“She should do a lot of things. And above all, she should stay away from Morrison. I know more about that man than you’d want to know.”

Janice stands up again, quite straight, her face ashy white in Williams’ flashlight beam. “Do you…? I…I forgot…I should have…Oh my!” She looks down, and starts scrabbling once more among notes and papers and telephone books like a vorpal squirrel after the last of its hoard, muttering. Then she stares straight at him as if she had just spotted the severed head of John the Baptist hovering in the air, behind him. He wonders why she is so agitated, hopping around like spit on a griddle. Does he always have this effect on people?

Anyway, he has the distinct feeling that she’s not listening when he tells her of how Morrison had been banned forever from lab work. After he, Professor Garrison Williams, had uncovered those so-called accidents. Those girl graduate students, those ditzy lab techs he’d knocked up.

And then sliced up.

Careless, though. One of them had been alive – only just – to finger him to the Police, just as they raided his lab through the front, while he vamoosed out back.

He can still remember that girl. Haunts his dreams. On a gurney, awash with blood like you’d never seen, sliced like a bad C-section. Whatever was in there, though, had been ripped loose. Ripped. She died, that girl, right before his eyes – died right there, on the gurney, in all that blood.

It was hushed up, of course, as these things are. Drug money can do so much. He’d been under a cloak of anonymity, on the Board of Inquiry. But Morrison had been anonymous, kind of. Back then he was called John Wayne. God knows what he’ll call himself now, after his latest flit.

With Alex. And what she’s carrying.

And Williams remembers, and remembers, that girl on the gurney. How much she looked like Bev. He didn’t do so much work after that. His research took a nosedive. The drugs helped, though, for a spell, until they took over from work, sort of, and, well, here he is, in the same place of banishment as the man he’d helped exile. Ironic. And with a girl who, if he didn’t do something about it, would end up as his latest experiment. The voice of Janice Squearn knocks on the closing doors of his mind.

“Yes, that’s all very well, Dr Williams. But we can do something about this.

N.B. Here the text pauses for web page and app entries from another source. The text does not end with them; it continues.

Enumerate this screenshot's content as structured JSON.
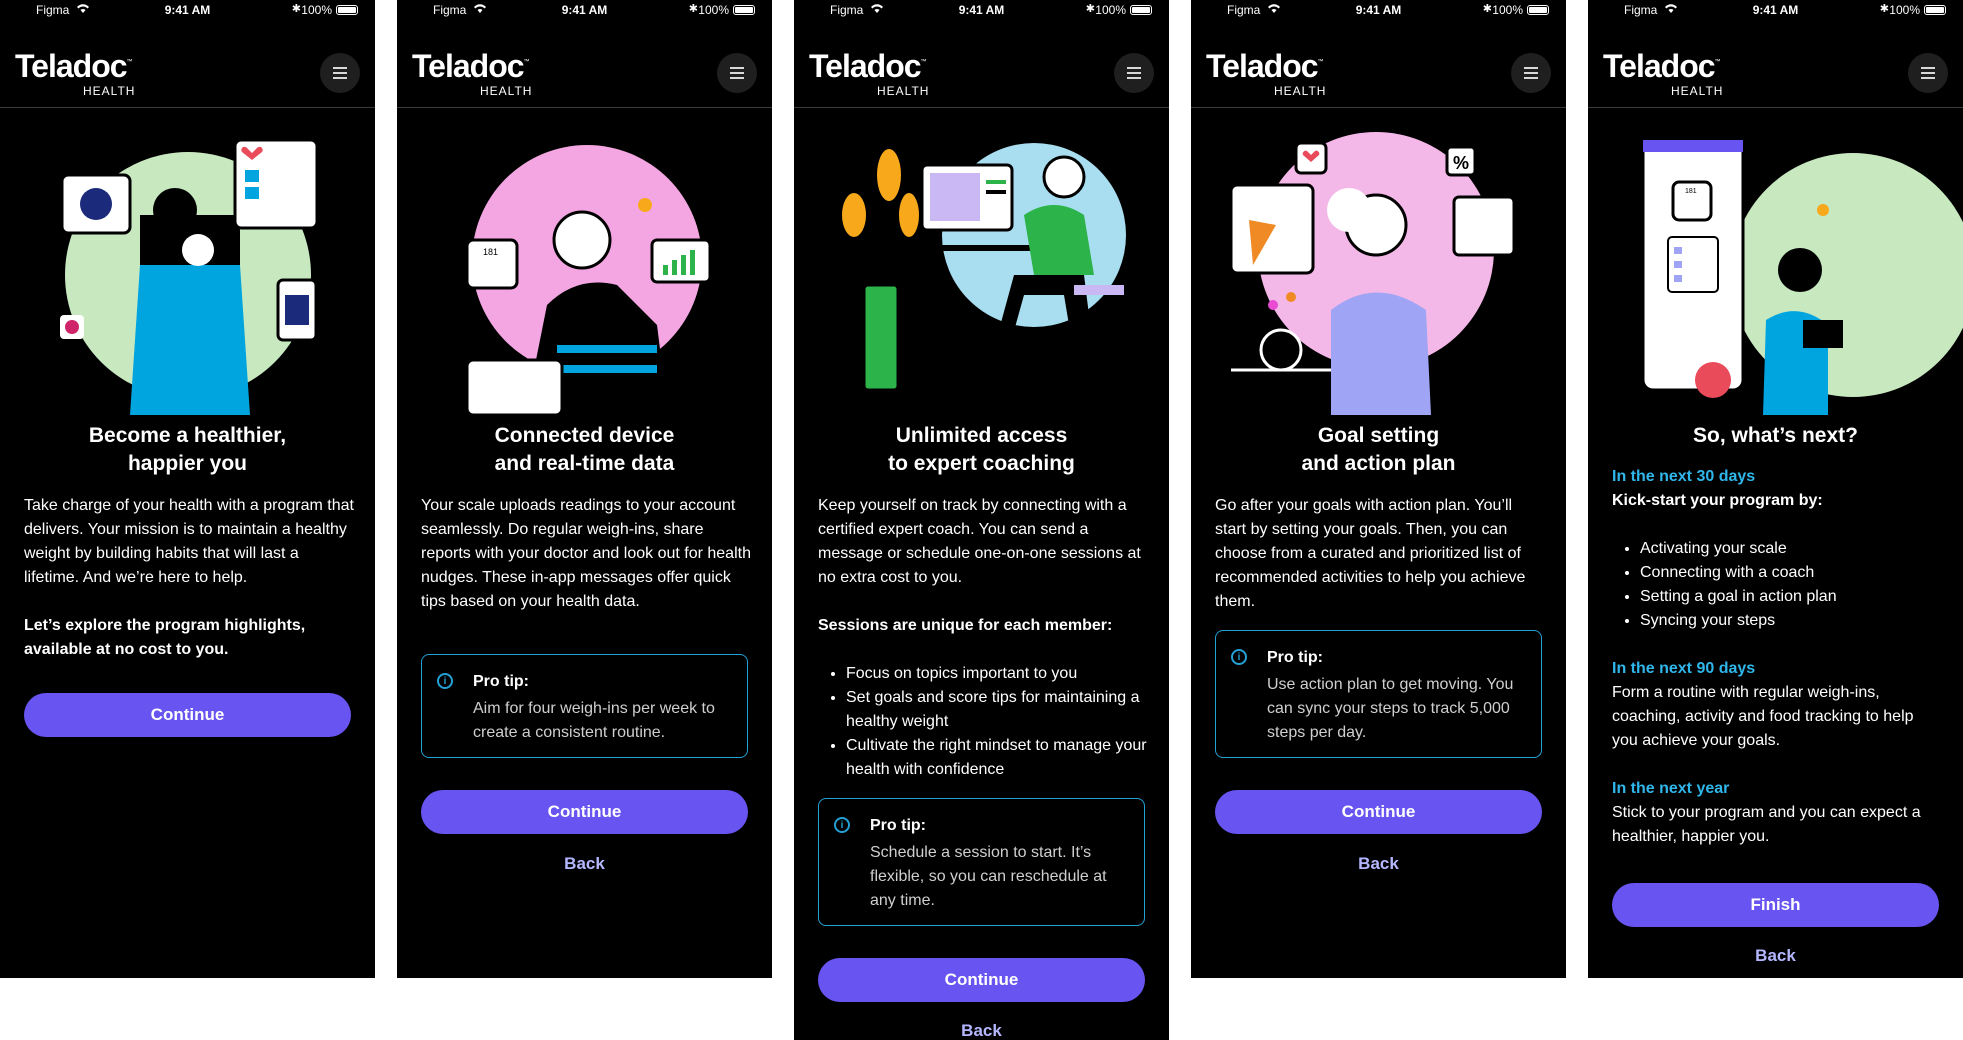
{
  "status": {
    "carrier": "Figma",
    "time": "9:41 AM",
    "battery": "100%",
    "bluetooth": "✱"
  },
  "brand": {
    "logo": "Teladoc",
    "sub": "HEALTH",
    "tm": "™"
  },
  "colors": {
    "background": "#000000",
    "accent": "#6854f0",
    "info": "#23a1d4",
    "link": "#b4b7ff",
    "highlight": "#2fb6ea"
  },
  "icons": {
    "menu": "hamburger-icon",
    "info": "info-icon",
    "wifi": "wifi-icon",
    "battery": "battery-icon"
  },
  "screens": [
    {
      "title_l1": "Become a healthier,",
      "title_l2": "happier you",
      "body": "Take charge of your health with a program that delivers. Your mission is to maintain a healthy weight by building habits that will last a lifetime. And we’re here to help.",
      "emph": "Let’s explore the program highlights, available at no cost to you.",
      "cta": "Continue"
    },
    {
      "title_l1": "Connected device",
      "title_l2": "and real-time data",
      "body": "Your scale uploads readings to your account seamlessly. Do regular weigh-ins, share reports with your doctor and look out for health nudges. These in-app messages offer quick tips based on your health data.",
      "tip_title": "Pro tip:",
      "tip_text": "Aim for four weigh-ins per week to create a consistent routine.",
      "cta": "Continue",
      "back": "Back",
      "scale_label": "181"
    },
    {
      "title_l1": "Unlimited access",
      "title_l2": "to expert coaching",
      "body": "Keep yourself on track by connecting with a certified expert coach. You can send a message or schedule one-on-one sessions at no extra cost to you.",
      "list_heading": "Sessions are unique for each member:",
      "items": [
        "Focus on topics important to you",
        "Set goals and score tips for maintaining a healthy weight",
        "Cultivate the right mindset to manage your health with confidence"
      ],
      "tip_title": "Pro tip:",
      "tip_text": "Schedule a session to start. It’s flexible, so you can reschedule at any time.",
      "cta": "Continue",
      "back": "Back"
    },
    {
      "title_l1": "Goal setting",
      "title_l2": "and action plan",
      "body": "Go after your goals with action plan.  You’ll start by setting your goals. Then, you can choose from a curated and prioritized list of recommended activities to help you achieve them.",
      "tip_title": "Pro tip:",
      "tip_text": "Use action plan to get moving. You can sync your steps to track 5,000 steps per day.",
      "cta": "Continue",
      "back": "Back",
      "percent": "%"
    },
    {
      "title": "So, what’s next?",
      "s1_heading": "In the next 30 days",
      "s1_sub": "Kick-start your program by:",
      "s1_items": [
        "Activating your scale",
        "Connecting with a coach",
        "Setting a goal in action plan",
        "Syncing your steps"
      ],
      "s2_heading": "In the next 90 days",
      "s2_text": "Form a routine with regular weigh-ins, coaching, activity and food tracking to help you achieve your goals.",
      "s3_heading": "In the next year",
      "s3_text": "Stick to your program and you can expect a healthier, happier you.",
      "cta": "Finish",
      "back": "Back",
      "scale_label": "181"
    }
  ]
}
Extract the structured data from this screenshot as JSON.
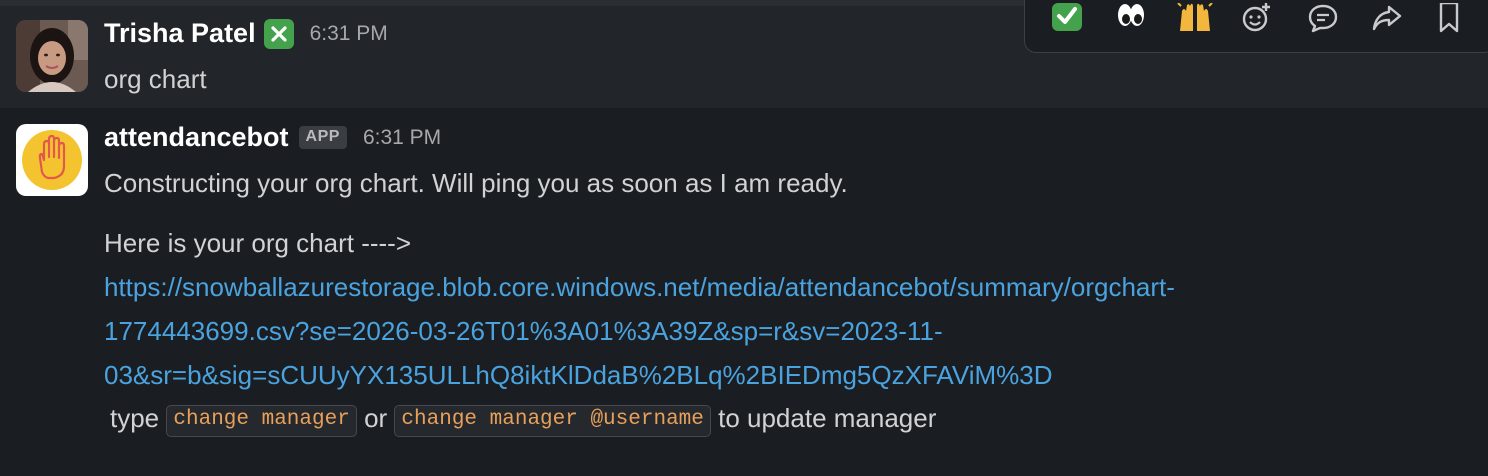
{
  "messages": [
    {
      "sender": "Trisha Patel",
      "status_emoji": "negative-squared-cross-mark",
      "time": "6:31 PM",
      "text": "org chart"
    },
    {
      "sender": "attendancebot",
      "badge": "APP",
      "time": "6:31 PM",
      "text": "Constructing your org chart. Will ping you as soon as I am ready.",
      "intro": "Here is your org chart ---->",
      "link_lines": [
        "https://snowballazurestorage.blob.core.windows.net/media/attendancebot/summary/orgchart-",
        "1774443699.csv?se=2026-03-26T01%3A01%3A39Z&sp=r&sv=2023-11-",
        "03&sr=b&sig=sCUUyYX135ULLhQ8iktKlDdaB%2BLq%2BIEDmg5QzXFAViM%3D"
      ],
      "instruction": {
        "prefix": "type",
        "command_1": "change manager",
        "conjunction": "or",
        "command_2": "change manager @username",
        "suffix": "to update manager"
      }
    }
  ],
  "toolbar": {
    "items": [
      "white-check-mark-emoji",
      "eyes-emoji",
      "raised-hands-emoji",
      "add-reaction-icon",
      "reply-in-thread-icon",
      "share-icon",
      "save-bookmark-icon"
    ]
  },
  "colors": {
    "background": "#1a1d21",
    "hover_row": "#222529",
    "link": "#4aa3df",
    "code_text": "#e8a05b",
    "bot_avatar": "#f4c430"
  }
}
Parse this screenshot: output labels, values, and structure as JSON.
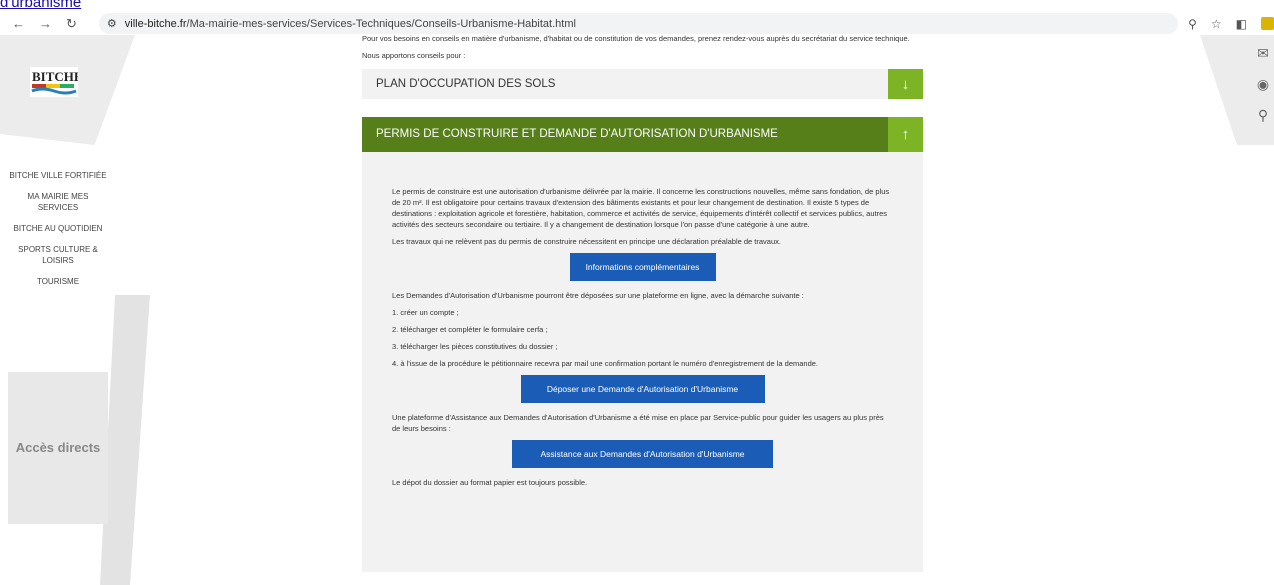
{
  "top_link": "d'urbanisme",
  "browser": {
    "url_site": "ville-bitche.fr",
    "url_path": "/Ma-mairie-mes-services/Services-Techniques/Conseils-Urbanisme-Habitat.html"
  },
  "logo_text": "BITCHE",
  "sidebar": {
    "items": [
      {
        "label": "BITCHE VILLE FORTIFIÉE"
      },
      {
        "label": "MA MAIRIE MES SERVICES"
      },
      {
        "label": "BITCHE AU QUOTIDIEN"
      },
      {
        "label": "SPORTS CULTURE & LOISIRS"
      },
      {
        "label": "TOURISME"
      }
    ],
    "acces_directs": "Accès directs"
  },
  "intro": {
    "text1": "Pour vos besoins en conseils en matière d'urbanisme, d'habitat ou de constitution de vos demandes, prenez rendez-vous auprès du secrétariat du service technique.",
    "text2": "Nous apportons conseils pour :"
  },
  "accordion": {
    "item1_title": "PLAN D'OCCUPATION DES SOLS",
    "item2_title": "PERMIS DE CONSTRUIRE ET DEMANDE D'AUTORISATION D'URBANISME"
  },
  "panel": {
    "p1": "Le permis de construire est une autorisation d'urbanisme délivrée par la mairie. Il concerne les constructions nouvelles, même sans fondation, de plus de 20 m². Il est obligatoire pour certains travaux d'extension des bâtiments existants et pour leur changement de destination. Il existe 5 types de destinations : exploitation agricole et forestière, habitation, commerce et activités de service, équipements d'intérêt collectif et services publics, autres activités des secteurs secondaire ou tertiaire. Il y a changement de destination lorsque l'on passe d'une catégorie à une autre.",
    "p2": "Les travaux qui ne relèvent pas du permis de construire nécessitent en principe une déclaration préalable de travaux.",
    "btn1": "Informations complémentaires",
    "p3": "Les Demandes d'Autorisation d'Urbanisme pourront être déposées sur une plateforme en ligne, avec la démarche suivante :",
    "step1": "1. créer un compte ;",
    "step2": "2. télécharger et compléter le formulaire cerfa ;",
    "step3": "3. télécharger les pièces constitutives du dossier ;",
    "step4": "4. à l'issue de la procédure le pétitionnaire recevra par mail une confirmation portant le numéro d'enregistrement de la demande.",
    "btn2": "Déposer une Demande d'Autorisation d'Urbanisme",
    "p4": "Une plateforme d'Assistance aux Demandes d'Autorisation d'Urbanisme a été mise en place par Service-public pour guider les usagers au plus près de leurs besoins :",
    "btn3": "Assistance aux Demandes d'Autorisation d'Urbanisme",
    "p5": "Le dépot du dossier au format papier est toujours possible."
  },
  "colors": {
    "green_light": "#7cb426",
    "green_dark": "#567f1a",
    "blue_button": "#1b5db6"
  }
}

You see, Miss Honiton has found something I think you should see. Look – I found it!” She holds up a big, steel key. It shines and sparkles in the torchlight. “I had meant to do something – call Elaine Fitch – when we found out, but then Bob Honeypott, well, you know…”

“I liked Bob,” he says, following Janice Squearn down the hall, pointing the way with a high beam between the lugubrious shadow-shifting shapes of the display cabinets, to Morrison’s office. “He was always very good to me.”

The door is ajar. The desk has been stripped of papers – a few scraps lie abandoned on the floor. Same old, same old.

“Bob Honeypott?” says Squearn, edging behind the desk to the concealed panel. “He had some redeeming features, then.” The panel yawns open to worlds beyond. “When I taught him at school he was a little shit.”


Ralph Willoughby is packing a case as fast as he can. A footman – one he knows shares his fear of Sir Frideric and the Honeypotts – is ready with a horse to speed him away before they notice his absence. He will run, he will hide, he knows not where. England will be too small a compass for their vengeful search. He will try America, perhaps. Or Hindustan. Or the South Seas. Anywhere but here.

But his last memory of this place will not be of Sir Frideric and their work together, but of eyes. The maddened, bulging eyes in the face of Lady Felicity as she hurled herself over the cliff, right before him, paralyzed as he was with incredulity at what they had together witnessed, and unable to stop her. They were the same eyes – the same sweet, blue eyes – that his beloved Rebecca had once worn, before Sir Frideric had desecrated her, had done to her what even he, so close to the mind and the ways of the great Artist, would have thought beyond speech, beyond imagining.

The same eyes, before Sir Frideric had scooped them from her dead skull and replaced them with perfect, unseeing glass.